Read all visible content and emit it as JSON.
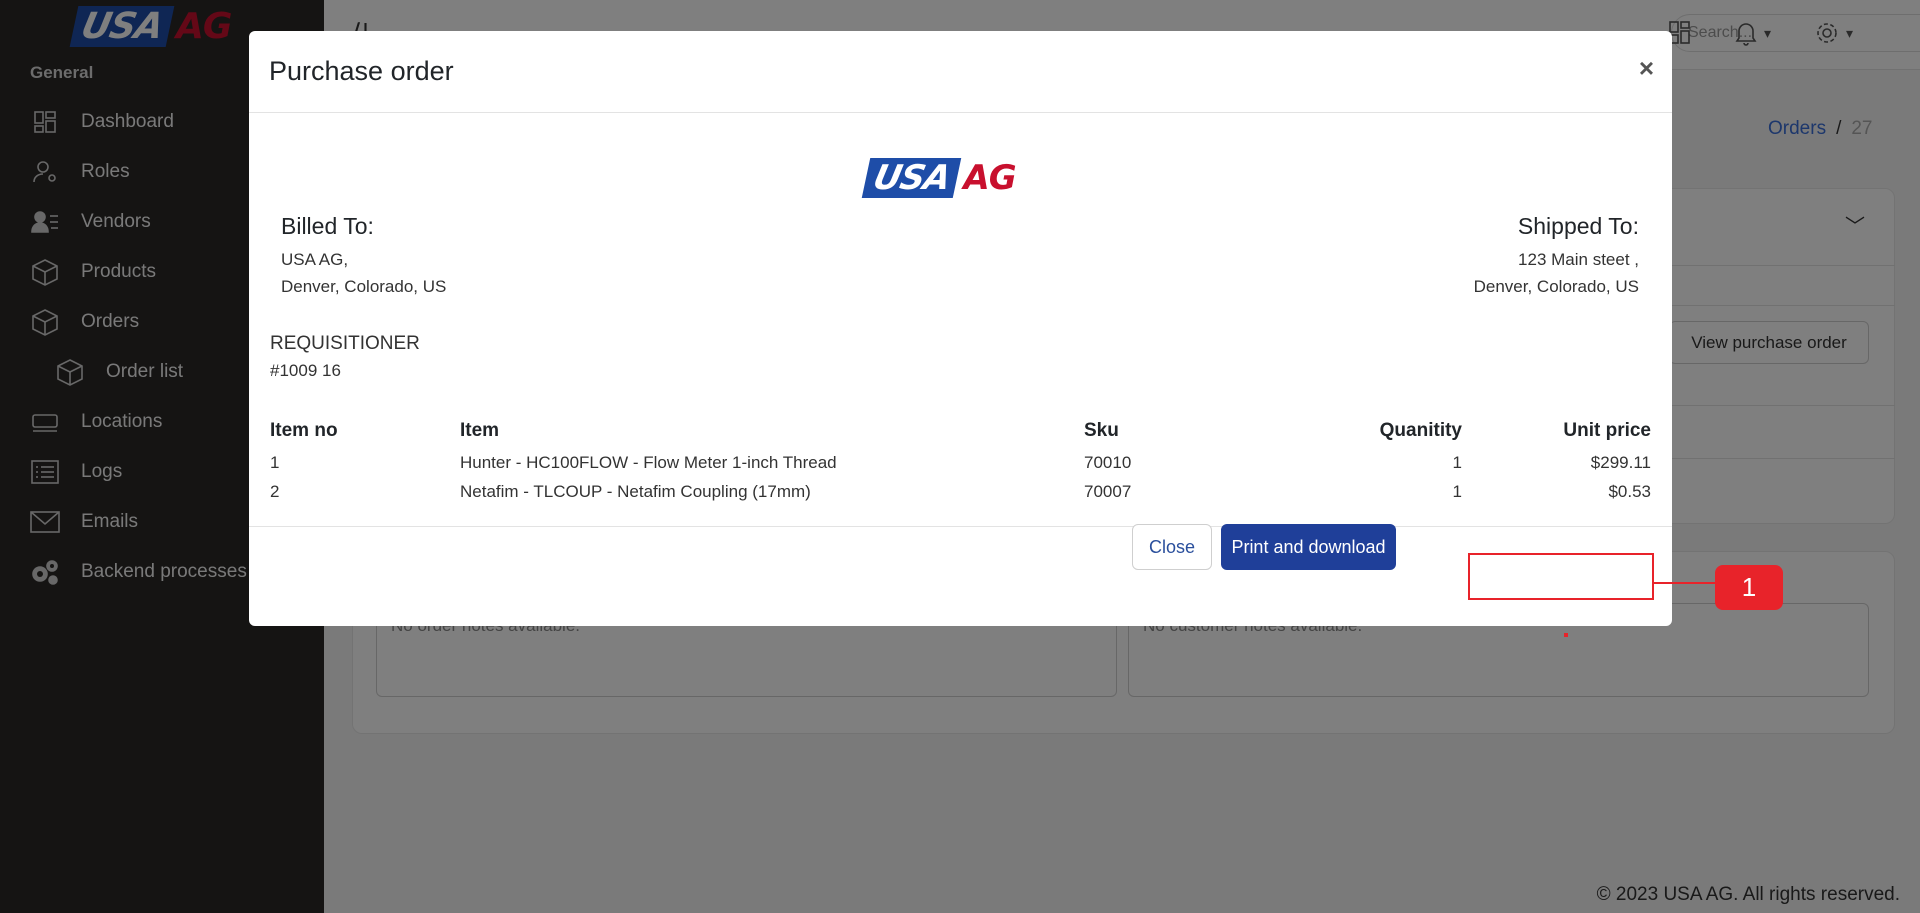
{
  "brand": {
    "usa": "USA",
    "ag": "AG",
    "blue": "#1e4da8",
    "red": "#c8102e"
  },
  "sidebar": {
    "section": "General",
    "items": [
      {
        "label": "Dashboard",
        "icon": "dashboard-icon"
      },
      {
        "label": "Roles",
        "icon": "user-gear-icon"
      },
      {
        "label": "Vendors",
        "icon": "users-list-icon"
      },
      {
        "label": "Products",
        "icon": "box-icon"
      },
      {
        "label": "Orders",
        "icon": "box-icon"
      },
      {
        "label": "Order list",
        "icon": "box-icon"
      },
      {
        "label": "Locations",
        "icon": "location-icon"
      },
      {
        "label": "Logs",
        "icon": "list-icon"
      },
      {
        "label": "Emails",
        "icon": "envelope-icon"
      },
      {
        "label": "Backend processes",
        "icon": "gears-icon"
      }
    ]
  },
  "topbar": {
    "search_placeholder": "Search..."
  },
  "breadcrumb": {
    "link": "Orders",
    "separator": "/",
    "current": "27"
  },
  "main": {
    "view_purchase_order": "View purchase order",
    "order_notes": "No order notes available.",
    "customer_notes": "No customer notes available."
  },
  "footer": "© 2023 USA AG. All rights reserved.",
  "modal": {
    "title": "Purchase order",
    "close_symbol": "×",
    "billed": {
      "title": "Billed To:",
      "line1": "USA AG,",
      "line2": "Denver, Colorado, US"
    },
    "shipped": {
      "title": "Shipped To:",
      "line1": "123 Main steet ,",
      "line2": "Denver, Colorado, US"
    },
    "requisitioner": {
      "title": "REQUISITIONER",
      "number": "#1009 16"
    },
    "table": {
      "headers": [
        "Item no",
        "Item",
        "Sku",
        "Quanitity",
        "Unit price"
      ],
      "rows": [
        [
          "1",
          "Hunter - HC100FLOW - Flow Meter 1-inch Thread",
          "70010",
          "1",
          "$299.11"
        ],
        [
          "2",
          "Netafim - TLCOUP - Netafim Coupling (17mm)",
          "70007",
          "1",
          "$0.53"
        ]
      ]
    },
    "close_button": "Close",
    "print_button": "Print and download"
  },
  "annotation": {
    "label": "1",
    "color": "#e8232a"
  }
}
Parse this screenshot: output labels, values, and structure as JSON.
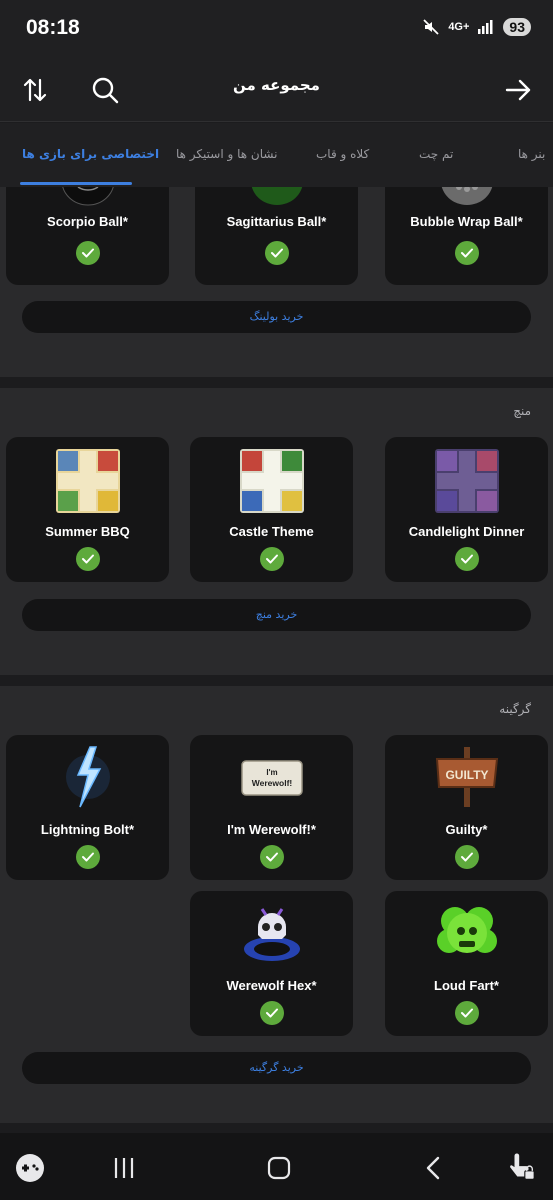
{
  "status": {
    "time": "08:18",
    "network": "4G+",
    "battery": "93"
  },
  "header": {
    "title": "مجموعه من"
  },
  "tabs": [
    {
      "label": "اختصاصی برای بازی ها",
      "active": true
    },
    {
      "label": "نشان ها و استیکر ها",
      "active": false
    },
    {
      "label": "کلاه و قاب",
      "active": false
    },
    {
      "label": "تم چت",
      "active": false
    },
    {
      "label": "بنر ها",
      "active": false
    }
  ],
  "bowling": {
    "items": [
      {
        "name": "Scorpio Ball*",
        "owned": true
      },
      {
        "name": "Sagittarius Ball*",
        "owned": true
      },
      {
        "name": "Bubble Wrap Ball*",
        "owned": true
      }
    ],
    "buy_label": "خرید بولینگ"
  },
  "ludo": {
    "section_title": "منچ",
    "items": [
      {
        "name": "Summer BBQ",
        "owned": true
      },
      {
        "name": "Castle Theme",
        "owned": true
      },
      {
        "name": "Candlelight Dinner",
        "owned": true
      }
    ],
    "buy_label": "خرید منچ"
  },
  "werewolf": {
    "section_title": "گرگینه",
    "items": [
      {
        "name": "Lightning Bolt*",
        "owned": true
      },
      {
        "name": "I'm Werewolf!*",
        "owned": true,
        "sign_text": "I'm Werewolf!"
      },
      {
        "name": "Guilty*",
        "owned": true,
        "sign_text": "GUILTY"
      },
      {
        "name": "Werewolf Hex*",
        "owned": true
      },
      {
        "name": "Loud Fart*",
        "owned": true
      }
    ],
    "buy_label": "خرید گرگینه"
  },
  "colors": {
    "accent": "#3d7fe0",
    "check": "#5eaa3c",
    "card": "#151516",
    "section": "#2a2a2c"
  },
  "nav": [
    "gamepad-icon",
    "recent-apps-icon",
    "home-icon",
    "back-icon",
    "accessibility-icon"
  ]
}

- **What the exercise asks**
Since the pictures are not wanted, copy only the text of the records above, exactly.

- **Reply to the task**
Read all visible content and emit it as JSON.
{
  "brand": {
    "usa": "USA",
    "ag": "AG",
    "blue": "#1e4da8",
    "red": "#c8102e"
  },
  "sidebar": {
    "section": "General",
    "items": [
      {
        "label": "Dashboard",
        "icon": "dashboard-icon"
      },
      {
        "label": "Roles",
        "icon": "user-gear-icon"
      },
      {
        "label": "Vendors",
        "icon": "users-list-icon"
      },
      {
        "label": "Products",
        "icon": "box-icon"
      },
      {
        "label": "Orders",
        "icon": "box-icon"
      },
      {
        "label": "Order list",
        "icon": "box-icon"
      },
      {
        "label": "Locations",
        "icon": "location-icon"
      },
      {
        "label": "Logs",
        "icon": "list-icon"
      },
      {
        "label": "Emails",
        "icon": "envelope-icon"
      },
      {
        "label": "Backend processes",
        "icon": "gears-icon"
      }
    ]
  },
  "topbar": {
    "search_placeholder": "Search..."
  },
  "breadcrumb": {
    "link": "Orders",
    "separator": "/",
    "current": "27"
  },
  "main": {
    "view_purchase_order": "View purchase order",
    "order_notes": "No order notes available.",
    "customer_notes": "No customer notes available."
  },
  "footer": "© 2023 USA AG. All rights reserved.",
  "modal": {
    "title": "Purchase order",
    "close_symbol": "×",
    "billed": {
      "title": "Billed To:",
      "line1": "USA AG,",
      "line2": "Denver, Colorado, US"
    },
    "shipped": {
      "title": "Shipped To:",
      "line1": "123 Main steet ,",
      "line2": "Denver, Colorado, US"
    },
    "requisitioner": {
      "title": "REQUISITIONER",
      "number": "#1009 16"
    },
    "table": {
      "headers": [
        "Item no",
        "Item",
        "Sku",
        "Quanitity",
        "Unit price"
      ],
      "rows": [
        [
          "1",
          "Hunter - HC100FLOW - Flow Meter 1-inch Thread",
          "70010",
          "1",
          "$299.11"
        ],
        [
          "2",
          "Netafim - TLCOUP - Netafim Coupling (17mm)",
          "70007",
          "1",
          "$0.53"
        ]
      ]
    },
    "close_button": "Close",
    "print_button": "Print and download"
  },
  "annotation": {
    "label": "1",
    "color": "#e8232a"
  }
}
Parse this screenshot: output labels, values, and structure as JSON.
{
  "status": {
    "time": "08:18",
    "network": "4G+",
    "battery": "93"
  },
  "header": {
    "title": "مجموعه من"
  },
  "tabs": [
    {
      "label": "اختصاصی برای بازی ها",
      "active": true
    },
    {
      "label": "نشان ها و استیکر ها",
      "active": false
    },
    {
      "label": "کلاه و قاب",
      "active": false
    },
    {
      "label": "تم چت",
      "active": false
    },
    {
      "label": "بنر ها",
      "active": false
    }
  ],
  "bowling": {
    "items": [
      {
        "name": "Scorpio Ball*",
        "owned": true
      },
      {
        "name": "Sagittarius Ball*",
        "owned": true
      },
      {
        "name": "Bubble Wrap Ball*",
        "owned": true
      }
    ],
    "buy_label": "خرید بولینگ"
  },
  "ludo": {
    "section_title": "منچ",
    "items": [
      {
        "name": "Summer BBQ",
        "owned": true
      },
      {
        "name": "Castle Theme",
        "owned": true
      },
      {
        "name": "Candlelight Dinner",
        "owned": true
      }
    ],
    "buy_label": "خرید منچ"
  },
  "werewolf": {
    "section_title": "گرگینه",
    "items": [
      {
        "name": "Lightning Bolt*",
        "owned": true
      },
      {
        "name": "I'm Werewolf!*",
        "owned": true,
        "sign_text": "I'm Werewolf!"
      },
      {
        "name": "Guilty*",
        "owned": true,
        "sign_text": "GUILTY"
      },
      {
        "name": "Werewolf Hex*",
        "owned": true
      },
      {
        "name": "Loud Fart*",
        "owned": true
      }
    ],
    "buy_label": "خرید گرگینه"
  },
  "colors": {
    "accent": "#3d7fe0",
    "check": "#5eaa3c",
    "card": "#151516",
    "section": "#2a2a2c"
  },
  "nav": [
    "gamepad-icon",
    "recent-apps-icon",
    "home-icon",
    "back-icon",
    "accessibility-icon"
  ]
}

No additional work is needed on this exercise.